We skirted along the shores of Alibijaban, a little-known island off the coast of the Bondoc Peninsula in Quezon province, taking smartphone photos of beaches and mangroves that seemed prehistoric. We were walking with a stray beach dog that wasn’t sure whether to lead or follow us. The sun is setting fast. We all thought of heading back to the cheap room we were renting for two nights when we ended up in a far-flung hut towards the edge of the beach. By then it was too late: there was total darkness and it would take us thirty minutes to go back to town. We started walking back through the man-made elevated path that snakes through the beaches and mangroves. There was total darkness. All three of us felt very alone. We could only hear the shuffling of our feet in the sand. A single howl of a dog was enough to make us shudder. To our horror, parts of the path weren’t lit at all: good thing I charged my phone, and the built-in flashlight helped. In my mind’s eye we were in a nightvision footage of a horror film or a bleak reality show, and someone’s out to get us.
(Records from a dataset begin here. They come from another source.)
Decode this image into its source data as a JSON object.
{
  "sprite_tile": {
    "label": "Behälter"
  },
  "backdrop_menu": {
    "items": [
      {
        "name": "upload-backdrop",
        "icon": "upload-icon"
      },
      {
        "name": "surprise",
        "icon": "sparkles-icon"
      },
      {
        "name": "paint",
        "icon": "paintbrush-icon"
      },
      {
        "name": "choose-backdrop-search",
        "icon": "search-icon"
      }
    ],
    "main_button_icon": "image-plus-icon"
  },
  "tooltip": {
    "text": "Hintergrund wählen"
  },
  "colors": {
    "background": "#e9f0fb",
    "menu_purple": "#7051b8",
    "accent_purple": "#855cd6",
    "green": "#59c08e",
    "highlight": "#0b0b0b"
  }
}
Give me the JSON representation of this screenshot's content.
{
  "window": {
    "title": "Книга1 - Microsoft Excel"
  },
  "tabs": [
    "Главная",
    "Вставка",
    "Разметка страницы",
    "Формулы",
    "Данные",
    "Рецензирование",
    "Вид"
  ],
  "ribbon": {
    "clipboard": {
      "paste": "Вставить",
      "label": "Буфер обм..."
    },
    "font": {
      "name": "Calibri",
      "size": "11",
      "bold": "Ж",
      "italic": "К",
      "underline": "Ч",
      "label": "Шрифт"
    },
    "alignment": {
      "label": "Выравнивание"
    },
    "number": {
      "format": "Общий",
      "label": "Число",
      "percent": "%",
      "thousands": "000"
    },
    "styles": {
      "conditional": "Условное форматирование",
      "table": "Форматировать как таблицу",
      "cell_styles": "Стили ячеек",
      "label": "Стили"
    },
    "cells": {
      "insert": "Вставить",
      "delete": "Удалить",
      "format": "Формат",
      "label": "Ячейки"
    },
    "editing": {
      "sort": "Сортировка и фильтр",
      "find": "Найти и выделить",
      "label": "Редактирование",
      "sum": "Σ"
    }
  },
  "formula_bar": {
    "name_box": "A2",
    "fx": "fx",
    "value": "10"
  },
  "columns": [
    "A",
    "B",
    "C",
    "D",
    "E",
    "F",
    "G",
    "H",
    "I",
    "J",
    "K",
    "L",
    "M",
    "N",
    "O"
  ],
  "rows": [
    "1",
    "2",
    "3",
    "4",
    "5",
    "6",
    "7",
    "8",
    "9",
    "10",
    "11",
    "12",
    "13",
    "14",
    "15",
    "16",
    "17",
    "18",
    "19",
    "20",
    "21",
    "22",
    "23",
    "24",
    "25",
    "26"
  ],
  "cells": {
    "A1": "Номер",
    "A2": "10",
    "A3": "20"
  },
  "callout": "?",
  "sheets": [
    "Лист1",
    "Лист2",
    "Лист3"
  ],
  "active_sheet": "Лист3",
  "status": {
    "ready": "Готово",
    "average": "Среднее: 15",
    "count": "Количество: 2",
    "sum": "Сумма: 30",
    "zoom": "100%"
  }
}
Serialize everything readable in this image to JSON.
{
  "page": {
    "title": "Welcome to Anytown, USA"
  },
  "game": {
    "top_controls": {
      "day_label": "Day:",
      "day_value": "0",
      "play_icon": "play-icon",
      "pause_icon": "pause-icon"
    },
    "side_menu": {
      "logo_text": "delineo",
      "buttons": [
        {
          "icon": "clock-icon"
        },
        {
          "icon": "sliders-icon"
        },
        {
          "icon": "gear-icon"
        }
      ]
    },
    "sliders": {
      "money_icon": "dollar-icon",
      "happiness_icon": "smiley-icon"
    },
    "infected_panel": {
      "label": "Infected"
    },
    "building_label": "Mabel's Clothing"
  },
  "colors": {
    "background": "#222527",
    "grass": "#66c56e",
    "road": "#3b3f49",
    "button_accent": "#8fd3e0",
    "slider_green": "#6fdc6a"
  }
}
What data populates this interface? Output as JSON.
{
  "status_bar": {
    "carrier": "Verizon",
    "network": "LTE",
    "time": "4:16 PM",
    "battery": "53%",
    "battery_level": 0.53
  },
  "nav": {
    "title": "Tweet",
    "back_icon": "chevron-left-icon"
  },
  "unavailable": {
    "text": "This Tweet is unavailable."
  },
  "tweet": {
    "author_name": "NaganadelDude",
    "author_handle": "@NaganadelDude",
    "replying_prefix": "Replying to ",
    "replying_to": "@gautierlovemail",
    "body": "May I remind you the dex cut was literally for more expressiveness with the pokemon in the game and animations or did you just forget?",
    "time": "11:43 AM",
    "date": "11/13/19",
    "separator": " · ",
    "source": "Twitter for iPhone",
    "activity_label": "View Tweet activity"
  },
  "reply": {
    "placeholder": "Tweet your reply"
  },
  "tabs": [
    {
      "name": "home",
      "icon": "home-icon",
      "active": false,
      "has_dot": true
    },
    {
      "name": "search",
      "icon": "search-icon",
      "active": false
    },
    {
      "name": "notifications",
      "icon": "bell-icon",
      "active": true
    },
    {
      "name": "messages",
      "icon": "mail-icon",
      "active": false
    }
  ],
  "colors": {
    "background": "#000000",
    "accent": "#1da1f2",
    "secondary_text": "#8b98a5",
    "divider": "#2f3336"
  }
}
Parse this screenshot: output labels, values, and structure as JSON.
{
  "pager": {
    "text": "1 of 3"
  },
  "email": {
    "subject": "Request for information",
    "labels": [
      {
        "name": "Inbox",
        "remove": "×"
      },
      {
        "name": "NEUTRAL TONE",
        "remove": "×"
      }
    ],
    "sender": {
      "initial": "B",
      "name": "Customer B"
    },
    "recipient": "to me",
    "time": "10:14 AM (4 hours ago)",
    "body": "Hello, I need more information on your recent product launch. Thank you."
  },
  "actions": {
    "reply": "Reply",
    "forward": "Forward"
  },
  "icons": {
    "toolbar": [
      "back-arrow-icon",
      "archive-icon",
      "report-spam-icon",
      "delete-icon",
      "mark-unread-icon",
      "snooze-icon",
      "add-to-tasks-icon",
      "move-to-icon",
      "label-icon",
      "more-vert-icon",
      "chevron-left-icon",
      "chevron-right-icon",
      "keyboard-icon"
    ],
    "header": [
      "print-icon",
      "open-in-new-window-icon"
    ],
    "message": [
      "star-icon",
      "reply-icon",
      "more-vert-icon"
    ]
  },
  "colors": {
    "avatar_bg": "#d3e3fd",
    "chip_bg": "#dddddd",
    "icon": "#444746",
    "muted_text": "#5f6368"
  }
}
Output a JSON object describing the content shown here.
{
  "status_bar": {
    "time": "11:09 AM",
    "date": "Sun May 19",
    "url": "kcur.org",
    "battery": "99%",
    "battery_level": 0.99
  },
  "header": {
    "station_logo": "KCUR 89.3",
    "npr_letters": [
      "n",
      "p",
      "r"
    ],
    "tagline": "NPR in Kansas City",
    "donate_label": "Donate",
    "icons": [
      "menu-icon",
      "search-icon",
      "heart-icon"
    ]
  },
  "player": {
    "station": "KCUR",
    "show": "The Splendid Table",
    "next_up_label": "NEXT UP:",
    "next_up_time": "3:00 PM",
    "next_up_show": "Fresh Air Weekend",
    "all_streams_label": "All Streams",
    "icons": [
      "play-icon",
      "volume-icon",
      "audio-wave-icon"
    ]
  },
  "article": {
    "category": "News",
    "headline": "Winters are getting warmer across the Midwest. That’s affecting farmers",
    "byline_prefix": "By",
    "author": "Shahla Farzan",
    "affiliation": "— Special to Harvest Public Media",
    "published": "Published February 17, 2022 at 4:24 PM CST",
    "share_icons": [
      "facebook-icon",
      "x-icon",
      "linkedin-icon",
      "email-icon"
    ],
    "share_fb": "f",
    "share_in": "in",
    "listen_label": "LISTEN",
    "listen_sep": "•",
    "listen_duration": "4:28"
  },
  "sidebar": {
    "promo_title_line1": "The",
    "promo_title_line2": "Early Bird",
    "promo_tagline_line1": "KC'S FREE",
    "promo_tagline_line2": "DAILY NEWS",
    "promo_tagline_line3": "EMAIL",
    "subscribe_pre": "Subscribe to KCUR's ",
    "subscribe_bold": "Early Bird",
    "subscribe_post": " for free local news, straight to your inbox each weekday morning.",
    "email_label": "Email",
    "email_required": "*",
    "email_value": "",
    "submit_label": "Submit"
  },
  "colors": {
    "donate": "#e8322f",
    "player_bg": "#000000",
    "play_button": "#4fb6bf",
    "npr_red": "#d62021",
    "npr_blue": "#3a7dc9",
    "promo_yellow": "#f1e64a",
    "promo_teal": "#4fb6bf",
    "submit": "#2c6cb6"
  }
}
We finally arrived in what the locals consider as their town proper, with houses illuminated by candles or by lights powered by thrumming generators. The roomkeeper was worried about us – she thought we got lost. Our dinner was liempo, rice and a dish that locals do to sea urchins, or to make the most out of our haul of freshly caught sea urchins earlier that afternoon. She took out the gonads (uni in Japanese cuisine), beats it with egg and fries it in oil the way most Filipinos would with grilled eggplant. Although locals in Alibijaban didn’t have a name for it, I referred to it as tortang suwake, after their word for sea urchins (suwake), and the treatment of beating it with egg (torta). When asked if they consume sea urchins often, the boatman who toured us around the island that morning said, dismissively, that the locals are sick of it.